Despite increasing national attention to prescription price sticker-shock, a recent study found that in 2016 alone, New York state saved $21 billion by choosing generic prescription drugs over brand-name supplies.
According to the Association for Accessible Medicines, nearly 90 percent of prescriptions nationally are filled by generics, while only constituting only 26 percent of all drug spending. This means that in the United States, 11 percent of prescriptions make up 74 percent of drug costs.
Last year, the most savings went to commercially insured consumers and Medicare, followed by Medicaid and uninsured consumers.
On average, generics saved $512 per enrollee under Medicaid and $1,883 per enrollee under Medicare.
The study was completed by third-party researchers on behalf of the AAM and took into account prescription prices from 1992 through 2016.

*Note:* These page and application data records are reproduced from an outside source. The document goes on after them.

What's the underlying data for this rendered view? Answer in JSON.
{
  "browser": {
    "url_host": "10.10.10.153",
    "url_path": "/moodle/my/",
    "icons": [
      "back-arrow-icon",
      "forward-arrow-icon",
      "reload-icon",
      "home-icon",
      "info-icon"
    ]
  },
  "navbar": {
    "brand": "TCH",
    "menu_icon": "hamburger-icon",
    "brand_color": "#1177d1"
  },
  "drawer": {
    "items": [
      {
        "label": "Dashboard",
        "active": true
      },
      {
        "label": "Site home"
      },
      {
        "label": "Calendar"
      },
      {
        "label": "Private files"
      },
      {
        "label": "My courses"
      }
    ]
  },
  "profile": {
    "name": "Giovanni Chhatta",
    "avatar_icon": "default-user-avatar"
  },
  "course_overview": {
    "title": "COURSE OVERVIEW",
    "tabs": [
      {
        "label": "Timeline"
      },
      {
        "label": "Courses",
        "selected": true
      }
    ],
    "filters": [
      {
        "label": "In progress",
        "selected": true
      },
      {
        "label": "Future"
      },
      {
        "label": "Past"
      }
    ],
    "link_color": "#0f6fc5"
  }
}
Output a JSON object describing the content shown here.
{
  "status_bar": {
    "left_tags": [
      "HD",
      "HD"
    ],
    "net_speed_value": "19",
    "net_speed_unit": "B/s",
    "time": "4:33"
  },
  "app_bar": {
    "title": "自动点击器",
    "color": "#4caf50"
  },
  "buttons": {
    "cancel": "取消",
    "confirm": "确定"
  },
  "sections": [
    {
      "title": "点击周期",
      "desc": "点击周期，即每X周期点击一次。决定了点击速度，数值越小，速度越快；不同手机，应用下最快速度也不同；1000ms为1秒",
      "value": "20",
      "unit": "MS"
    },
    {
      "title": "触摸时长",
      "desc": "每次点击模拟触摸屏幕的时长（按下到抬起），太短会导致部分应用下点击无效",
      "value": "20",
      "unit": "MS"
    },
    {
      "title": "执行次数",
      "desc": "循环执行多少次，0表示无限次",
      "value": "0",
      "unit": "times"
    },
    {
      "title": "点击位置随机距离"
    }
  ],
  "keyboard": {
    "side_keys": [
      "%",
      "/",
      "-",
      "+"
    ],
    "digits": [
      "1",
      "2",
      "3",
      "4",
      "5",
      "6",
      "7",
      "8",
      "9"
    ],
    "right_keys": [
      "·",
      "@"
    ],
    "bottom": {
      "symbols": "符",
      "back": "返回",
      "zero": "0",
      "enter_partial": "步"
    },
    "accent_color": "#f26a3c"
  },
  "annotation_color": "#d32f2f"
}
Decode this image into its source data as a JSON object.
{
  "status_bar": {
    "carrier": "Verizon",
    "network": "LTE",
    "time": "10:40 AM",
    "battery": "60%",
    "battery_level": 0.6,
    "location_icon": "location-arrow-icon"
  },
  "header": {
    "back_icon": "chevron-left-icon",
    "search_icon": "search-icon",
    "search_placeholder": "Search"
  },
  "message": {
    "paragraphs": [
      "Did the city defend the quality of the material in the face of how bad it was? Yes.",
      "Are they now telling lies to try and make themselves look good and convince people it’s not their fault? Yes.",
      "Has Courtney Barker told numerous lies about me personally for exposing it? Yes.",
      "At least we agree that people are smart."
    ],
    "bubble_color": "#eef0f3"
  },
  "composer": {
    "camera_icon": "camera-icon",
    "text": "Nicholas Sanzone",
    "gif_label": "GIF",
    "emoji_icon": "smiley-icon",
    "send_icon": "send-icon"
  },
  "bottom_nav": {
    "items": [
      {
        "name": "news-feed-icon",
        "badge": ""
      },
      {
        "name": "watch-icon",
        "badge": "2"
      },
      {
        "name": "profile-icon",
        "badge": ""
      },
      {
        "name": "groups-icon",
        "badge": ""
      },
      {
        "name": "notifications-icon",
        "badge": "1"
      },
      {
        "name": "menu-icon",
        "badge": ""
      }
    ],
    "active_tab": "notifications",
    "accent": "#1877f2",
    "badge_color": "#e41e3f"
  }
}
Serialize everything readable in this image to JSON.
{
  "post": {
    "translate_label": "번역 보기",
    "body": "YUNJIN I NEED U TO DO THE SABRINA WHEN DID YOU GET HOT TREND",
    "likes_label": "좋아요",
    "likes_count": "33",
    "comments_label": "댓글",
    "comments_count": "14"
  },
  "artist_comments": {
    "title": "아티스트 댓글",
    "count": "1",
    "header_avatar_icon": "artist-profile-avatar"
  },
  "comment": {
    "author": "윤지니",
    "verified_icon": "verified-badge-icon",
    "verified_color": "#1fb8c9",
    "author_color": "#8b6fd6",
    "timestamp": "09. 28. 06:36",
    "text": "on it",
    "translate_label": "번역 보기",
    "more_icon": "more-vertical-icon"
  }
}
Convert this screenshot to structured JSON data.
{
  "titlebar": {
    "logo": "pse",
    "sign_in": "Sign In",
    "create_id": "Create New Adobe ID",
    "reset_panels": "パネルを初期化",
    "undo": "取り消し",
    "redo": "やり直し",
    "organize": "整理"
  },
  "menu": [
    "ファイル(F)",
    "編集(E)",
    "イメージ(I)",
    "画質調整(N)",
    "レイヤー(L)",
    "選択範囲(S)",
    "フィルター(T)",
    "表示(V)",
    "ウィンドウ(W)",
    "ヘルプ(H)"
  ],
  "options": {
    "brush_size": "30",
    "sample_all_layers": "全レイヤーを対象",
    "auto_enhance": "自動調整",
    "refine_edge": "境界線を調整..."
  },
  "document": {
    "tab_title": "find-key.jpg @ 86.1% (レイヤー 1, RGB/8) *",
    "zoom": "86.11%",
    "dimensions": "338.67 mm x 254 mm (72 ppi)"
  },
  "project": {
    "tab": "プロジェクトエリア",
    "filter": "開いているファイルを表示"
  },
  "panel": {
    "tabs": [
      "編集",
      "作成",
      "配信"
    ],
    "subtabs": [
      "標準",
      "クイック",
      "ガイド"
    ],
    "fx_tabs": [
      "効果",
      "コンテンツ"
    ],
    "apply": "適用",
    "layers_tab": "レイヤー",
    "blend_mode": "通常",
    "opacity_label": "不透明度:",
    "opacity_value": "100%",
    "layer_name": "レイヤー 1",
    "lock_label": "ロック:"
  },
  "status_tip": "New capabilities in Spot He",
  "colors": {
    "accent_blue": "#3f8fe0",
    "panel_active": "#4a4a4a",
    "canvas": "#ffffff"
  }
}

“Too many patients are priced out of the medicines they need,” Dr. Scott Gottlieb, commissioner of the Food and Drug Administration, told the House of Representatives in May. “While FDA does not play a direct role in drug pricing, we can take steps to facilitate entry of lower-cost alternatives to the market and increased competition. This is especially true when it comes to safe and effective generic medicines.”
Nationally, generics savings added up to $253 billion in 2016, or about $5 billion per week.
This year, Gov. Andrew M. Cuomo introduced into the executive budget an unprecedented measure to set an annual cap on Medicaid prescription drug spending.
New rules could punish pharmaceutical companies who don’t reimburse the state when Medicaid drugs prices rise rapidly by bringing their products and profit margins under review.
The spending cap, the first of its kind, aims to limit spending to no more than the medical inflation total plus 5 percent.
Several large drug manufacturers have objected to the measures, as well as the Pharmaceutical Research and Manufacturers of America, claiming they will deter innovation in New York.
The report also found consumers to be three times more likely to abandon, or not pick up a filled prescription, branded drugs over generic ones.
Cost barriers are often to blame for abandonment of drugs that could otherwise benefit that person’s health — 90 percent of generic copays are under $20, compared to 39 percent of branded copays.
In 2016, specialty branded drugs used to treat complex diseases accounted for 1 percent of prescriptions and 32 percent of total drug spending across the country.
— NEW YORK in 2016 —
Commercial Savings: $8.5 billion
Medicare Savings: $7 billion
Medicaid Savings: $4.7 billion
Cash (non-insured) Savings: $886 million
— Nationally in 2016 —
87 percent of patients saved money by switching to generics
More than half saw a $50 or greater cost reduction
40 percent of abandoned prescriptions were branded
3.9 billion generic prescriptions were dispensed